Clockwise, from upper left, Stewartia, a member of the camelia amd franklinia family. Crape myrtle, flamboyant from late July through September. Prunus mume, a relative of the flowering cherry. Abbey Jane Brody Photos

With smooth bark (perfect for carving hearts) native beeches grace hidden and peaceful woodlands. Chris Chapin hails their primeval beauty.
A mature beech forest
Above: The South Fork’s natural landscapes are surprising as this view of a pond ringed by beeches attests. Inset: A mature beech forest is open and park-like. Durell Godfrey Photos
There are Buddhas and bronze monkeys in this enchanting garden, but the specimen trees — evergreens and magnolias and yellowwood — came first.
Southeast Asian sculptures
Southeast Asian sculptures take their ease beneath a canopy.

An inspirational art-photo show at LongHouse urges us to honor the ‘living reminders of our heritage.’
Huntting Lane before the 1938 Hurricane.
East Hampton’s Main Street, looking south from Huntting Lane before the 1938 Hurricane.
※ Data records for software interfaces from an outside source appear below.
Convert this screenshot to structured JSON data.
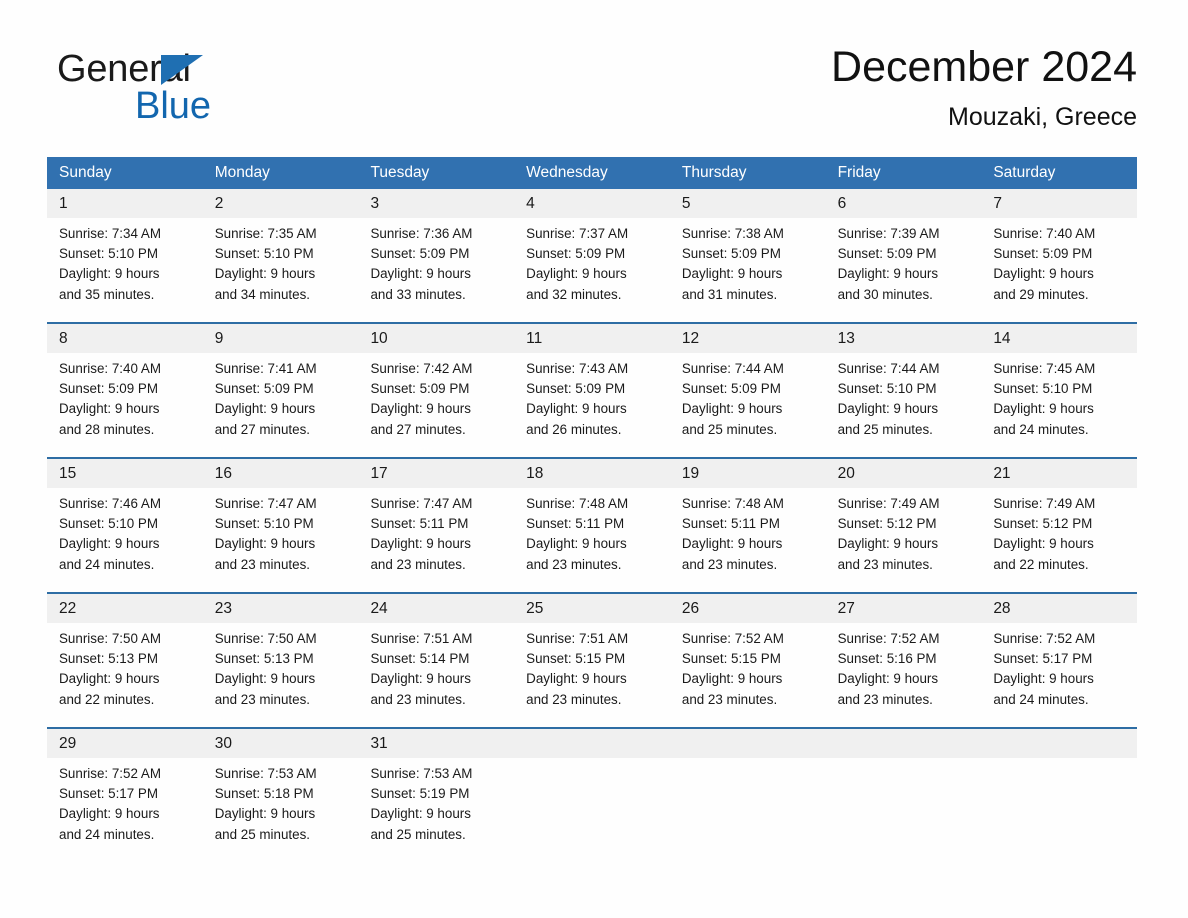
{
  "brand": {
    "name_part1": "General",
    "name_part2": "Blue",
    "triangle_color": "#1f6fb2",
    "blue_text_color": "#1266ae"
  },
  "header": {
    "title": "December 2024",
    "subtitle": "Mouzaki, Greece"
  },
  "theme": {
    "header_blue": "#3171b0",
    "divider_blue": "#2e6da4",
    "date_strip_gray": "#f0f0f0",
    "page_background": "#fefefe",
    "text_color": "#1a1a1a"
  },
  "weekdays": [
    "Sunday",
    "Monday",
    "Tuesday",
    "Wednesday",
    "Thursday",
    "Friday",
    "Saturday"
  ],
  "weeks": [
    {
      "days": [
        {
          "date": "1",
          "sunrise": "Sunrise: 7:34 AM",
          "sunset": "Sunset: 5:10 PM",
          "daylight_1": "Daylight: 9 hours",
          "daylight_2": "and 35 minutes."
        },
        {
          "date": "2",
          "sunrise": "Sunrise: 7:35 AM",
          "sunset": "Sunset: 5:10 PM",
          "daylight_1": "Daylight: 9 hours",
          "daylight_2": "and 34 minutes."
        },
        {
          "date": "3",
          "sunrise": "Sunrise: 7:36 AM",
          "sunset": "Sunset: 5:09 PM",
          "daylight_1": "Daylight: 9 hours",
          "daylight_2": "and 33 minutes."
        },
        {
          "date": "4",
          "sunrise": "Sunrise: 7:37 AM",
          "sunset": "Sunset: 5:09 PM",
          "daylight_1": "Daylight: 9 hours",
          "daylight_2": "and 32 minutes."
        },
        {
          "date": "5",
          "sunrise": "Sunrise: 7:38 AM",
          "sunset": "Sunset: 5:09 PM",
          "daylight_1": "Daylight: 9 hours",
          "daylight_2": "and 31 minutes."
        },
        {
          "date": "6",
          "sunrise": "Sunrise: 7:39 AM",
          "sunset": "Sunset: 5:09 PM",
          "daylight_1": "Daylight: 9 hours",
          "daylight_2": "and 30 minutes."
        },
        {
          "date": "7",
          "sunrise": "Sunrise: 7:40 AM",
          "sunset": "Sunset: 5:09 PM",
          "daylight_1": "Daylight: 9 hours",
          "daylight_2": "and 29 minutes."
        }
      ]
    },
    {
      "days": [
        {
          "date": "8",
          "sunrise": "Sunrise: 7:40 AM",
          "sunset": "Sunset: 5:09 PM",
          "daylight_1": "Daylight: 9 hours",
          "daylight_2": "and 28 minutes."
        },
        {
          "date": "9",
          "sunrise": "Sunrise: 7:41 AM",
          "sunset": "Sunset: 5:09 PM",
          "daylight_1": "Daylight: 9 hours",
          "daylight_2": "and 27 minutes."
        },
        {
          "date": "10",
          "sunrise": "Sunrise: 7:42 AM",
          "sunset": "Sunset: 5:09 PM",
          "daylight_1": "Daylight: 9 hours",
          "daylight_2": "and 27 minutes."
        },
        {
          "date": "11",
          "sunrise": "Sunrise: 7:43 AM",
          "sunset": "Sunset: 5:09 PM",
          "daylight_1": "Daylight: 9 hours",
          "daylight_2": "and 26 minutes."
        },
        {
          "date": "12",
          "sunrise": "Sunrise: 7:44 AM",
          "sunset": "Sunset: 5:09 PM",
          "daylight_1": "Daylight: 9 hours",
          "daylight_2": "and 25 minutes."
        },
        {
          "date": "13",
          "sunrise": "Sunrise: 7:44 AM",
          "sunset": "Sunset: 5:10 PM",
          "daylight_1": "Daylight: 9 hours",
          "daylight_2": "and 25 minutes."
        },
        {
          "date": "14",
          "sunrise": "Sunrise: 7:45 AM",
          "sunset": "Sunset: 5:10 PM",
          "daylight_1": "Daylight: 9 hours",
          "daylight_2": "and 24 minutes."
        }
      ]
    },
    {
      "days": [
        {
          "date": "15",
          "sunrise": "Sunrise: 7:46 AM",
          "sunset": "Sunset: 5:10 PM",
          "daylight_1": "Daylight: 9 hours",
          "daylight_2": "and 24 minutes."
        },
        {
          "date": "16",
          "sunrise": "Sunrise: 7:47 AM",
          "sunset": "Sunset: 5:10 PM",
          "daylight_1": "Daylight: 9 hours",
          "daylight_2": "and 23 minutes."
        },
        {
          "date": "17",
          "sunrise": "Sunrise: 7:47 AM",
          "sunset": "Sunset: 5:11 PM",
          "daylight_1": "Daylight: 9 hours",
          "daylight_2": "and 23 minutes."
        },
        {
          "date": "18",
          "sunrise": "Sunrise: 7:48 AM",
          "sunset": "Sunset: 5:11 PM",
          "daylight_1": "Daylight: 9 hours",
          "daylight_2": "and 23 minutes."
        },
        {
          "date": "19",
          "sunrise": "Sunrise: 7:48 AM",
          "sunset": "Sunset: 5:11 PM",
          "daylight_1": "Daylight: 9 hours",
          "daylight_2": "and 23 minutes."
        },
        {
          "date": "20",
          "sunrise": "Sunrise: 7:49 AM",
          "sunset": "Sunset: 5:12 PM",
          "daylight_1": "Daylight: 9 hours",
          "daylight_2": "and 23 minutes."
        },
        {
          "date": "21",
          "sunrise": "Sunrise: 7:49 AM",
          "sunset": "Sunset: 5:12 PM",
          "daylight_1": "Daylight: 9 hours",
          "daylight_2": "and 22 minutes."
        }
      ]
    },
    {
      "days": [
        {
          "date": "22",
          "sunrise": "Sunrise: 7:50 AM",
          "sunset": "Sunset: 5:13 PM",
          "daylight_1": "Daylight: 9 hours",
          "daylight_2": "and 22 minutes."
        },
        {
          "date": "23",
          "sunrise": "Sunrise: 7:50 AM",
          "sunset": "Sunset: 5:13 PM",
          "daylight_1": "Daylight: 9 hours",
          "daylight_2": "and 23 minutes."
        },
        {
          "date": "24",
          "sunrise": "Sunrise: 7:51 AM",
          "sunset": "Sunset: 5:14 PM",
          "daylight_1": "Daylight: 9 hours",
          "daylight_2": "and 23 minutes."
        },
        {
          "date": "25",
          "sunrise": "Sunrise: 7:51 AM",
          "sunset": "Sunset: 5:15 PM",
          "daylight_1": "Daylight: 9 hours",
          "daylight_2": "and 23 minutes."
        },
        {
          "date": "26",
          "sunrise": "Sunrise: 7:52 AM",
          "sunset": "Sunset: 5:15 PM",
          "daylight_1": "Daylight: 9 hours",
          "daylight_2": "and 23 minutes."
        },
        {
          "date": "27",
          "sunrise": "Sunrise: 7:52 AM",
          "sunset": "Sunset: 5:16 PM",
          "daylight_1": "Daylight: 9 hours",
          "daylight_2": "and 23 minutes."
        },
        {
          "date": "28",
          "sunrise": "Sunrise: 7:52 AM",
          "sunset": "Sunset: 5:17 PM",
          "daylight_1": "Daylight: 9 hours",
          "daylight_2": "and 24 minutes."
        }
      ]
    },
    {
      "days": [
        {
          "date": "29",
          "sunrise": "Sunrise: 7:52 AM",
          "sunset": "Sunset: 5:17 PM",
          "daylight_1": "Daylight: 9 hours",
          "daylight_2": "and 24 minutes."
        },
        {
          "date": "30",
          "sunrise": "Sunrise: 7:53 AM",
          "sunset": "Sunset: 5:18 PM",
          "daylight_1": "Daylight: 9 hours",
          "daylight_2": "and 25 minutes."
        },
        {
          "date": "31",
          "sunrise": "Sunrise: 7:53 AM",
          "sunset": "Sunset: 5:19 PM",
          "daylight_1": "Daylight: 9 hours",
          "daylight_2": "and 25 minutes."
        },
        {
          "date": "",
          "sunrise": "",
          "sunset": "",
          "daylight_1": "",
          "daylight_2": ""
        },
        {
          "date": "",
          "sunrise": "",
          "sunset": "",
          "daylight_1": "",
          "daylight_2": ""
        },
        {
          "date": "",
          "sunrise": "",
          "sunset": "",
          "daylight_1": "",
          "daylight_2": ""
        },
        {
          "date": "",
          "sunrise": "",
          "sunset": "",
          "daylight_1": "",
          "daylight_2": ""
        }
      ]
    }
  ]
}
Ever wonder how our emblematic trees survived disease and hurricanes? Remember the eco-warriors of the L.V.I.S.
The ladies of the East Hampton Village Improvement Society
The ladies of the East Hampton Village Improvement Society have tended our street trees with love, and money, since about 1907.

Carissa Katz learns the ropes of recreational tree scaling — and finds peace (and a priceless view).
Hither Woods oak
Even a novice can get up in a Hither Woods oak. Jeremy Samuelson

Black Frost: White Lawn
November surfcasting
David E. Rattray